### What this task involves
Pull out each line of the records holding the string "lines".

### Exercise inputs
********

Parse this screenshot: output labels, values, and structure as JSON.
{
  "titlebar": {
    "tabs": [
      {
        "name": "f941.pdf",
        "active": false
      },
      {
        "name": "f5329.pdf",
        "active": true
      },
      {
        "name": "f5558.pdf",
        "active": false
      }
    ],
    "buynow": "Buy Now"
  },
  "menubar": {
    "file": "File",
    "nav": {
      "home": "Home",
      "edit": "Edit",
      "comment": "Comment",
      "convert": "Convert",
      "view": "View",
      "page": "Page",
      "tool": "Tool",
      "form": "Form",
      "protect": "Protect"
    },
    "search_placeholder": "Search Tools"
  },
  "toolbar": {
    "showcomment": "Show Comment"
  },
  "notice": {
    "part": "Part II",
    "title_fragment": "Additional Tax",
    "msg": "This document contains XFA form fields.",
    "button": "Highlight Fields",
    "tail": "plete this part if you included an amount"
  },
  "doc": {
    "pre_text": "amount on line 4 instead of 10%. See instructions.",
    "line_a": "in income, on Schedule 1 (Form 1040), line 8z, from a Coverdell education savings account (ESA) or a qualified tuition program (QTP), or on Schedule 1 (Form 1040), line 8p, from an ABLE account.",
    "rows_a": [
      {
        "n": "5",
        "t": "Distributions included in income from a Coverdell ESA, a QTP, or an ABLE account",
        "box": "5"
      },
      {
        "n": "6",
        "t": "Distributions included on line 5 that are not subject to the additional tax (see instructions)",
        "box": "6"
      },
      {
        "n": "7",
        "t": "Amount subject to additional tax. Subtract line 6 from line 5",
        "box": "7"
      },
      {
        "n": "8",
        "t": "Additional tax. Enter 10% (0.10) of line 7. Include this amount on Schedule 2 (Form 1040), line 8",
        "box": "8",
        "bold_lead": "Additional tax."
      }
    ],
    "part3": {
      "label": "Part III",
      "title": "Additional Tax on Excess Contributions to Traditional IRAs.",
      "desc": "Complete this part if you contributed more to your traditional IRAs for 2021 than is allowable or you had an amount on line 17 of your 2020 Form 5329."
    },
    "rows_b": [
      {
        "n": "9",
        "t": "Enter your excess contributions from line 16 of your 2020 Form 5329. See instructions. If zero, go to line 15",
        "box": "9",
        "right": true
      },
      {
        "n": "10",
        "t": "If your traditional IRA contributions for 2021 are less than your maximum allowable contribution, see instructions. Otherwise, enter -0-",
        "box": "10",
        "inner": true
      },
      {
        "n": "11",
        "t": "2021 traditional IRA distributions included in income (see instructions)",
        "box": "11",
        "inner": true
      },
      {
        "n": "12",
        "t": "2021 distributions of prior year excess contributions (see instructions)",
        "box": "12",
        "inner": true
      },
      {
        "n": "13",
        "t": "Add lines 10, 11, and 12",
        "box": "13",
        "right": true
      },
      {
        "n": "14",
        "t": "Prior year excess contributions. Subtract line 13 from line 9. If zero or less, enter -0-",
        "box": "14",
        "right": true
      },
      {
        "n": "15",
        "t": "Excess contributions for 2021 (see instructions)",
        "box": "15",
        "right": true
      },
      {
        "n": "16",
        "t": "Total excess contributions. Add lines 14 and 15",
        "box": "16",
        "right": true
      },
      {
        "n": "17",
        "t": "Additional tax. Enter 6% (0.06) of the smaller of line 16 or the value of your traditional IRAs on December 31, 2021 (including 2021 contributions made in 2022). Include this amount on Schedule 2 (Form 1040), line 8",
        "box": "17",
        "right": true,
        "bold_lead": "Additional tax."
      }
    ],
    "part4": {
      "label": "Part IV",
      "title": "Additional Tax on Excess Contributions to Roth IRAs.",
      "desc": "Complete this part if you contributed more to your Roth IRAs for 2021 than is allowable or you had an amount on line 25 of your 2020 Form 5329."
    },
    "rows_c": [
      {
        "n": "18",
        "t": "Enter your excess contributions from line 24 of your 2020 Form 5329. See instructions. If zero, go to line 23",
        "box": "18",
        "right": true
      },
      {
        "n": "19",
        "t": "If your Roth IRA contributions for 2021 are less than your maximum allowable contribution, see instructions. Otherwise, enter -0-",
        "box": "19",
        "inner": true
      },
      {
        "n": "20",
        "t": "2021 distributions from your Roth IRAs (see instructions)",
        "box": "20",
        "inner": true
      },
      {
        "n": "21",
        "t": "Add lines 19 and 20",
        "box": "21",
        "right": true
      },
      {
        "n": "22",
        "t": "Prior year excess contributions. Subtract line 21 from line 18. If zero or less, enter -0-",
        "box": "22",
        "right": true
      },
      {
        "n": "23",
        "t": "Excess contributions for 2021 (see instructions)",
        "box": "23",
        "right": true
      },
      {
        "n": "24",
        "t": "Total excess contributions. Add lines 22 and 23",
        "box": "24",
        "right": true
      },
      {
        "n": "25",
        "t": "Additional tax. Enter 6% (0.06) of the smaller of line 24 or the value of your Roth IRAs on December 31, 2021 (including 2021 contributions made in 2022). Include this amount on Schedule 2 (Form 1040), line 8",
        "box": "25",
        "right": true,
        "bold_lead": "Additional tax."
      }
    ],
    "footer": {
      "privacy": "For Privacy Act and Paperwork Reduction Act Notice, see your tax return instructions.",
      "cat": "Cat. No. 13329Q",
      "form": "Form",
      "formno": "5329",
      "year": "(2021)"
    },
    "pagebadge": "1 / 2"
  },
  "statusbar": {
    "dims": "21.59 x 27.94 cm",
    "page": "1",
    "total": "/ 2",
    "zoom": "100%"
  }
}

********

### Task solution
        "t": "Add lines 10, 11, and 12",
        "t": "Total excess contributions. Add lines 14 and 15",
        "t": "Add lines 19 and 20",
        "t": "Total excess contributions. Add lines 22 and 23",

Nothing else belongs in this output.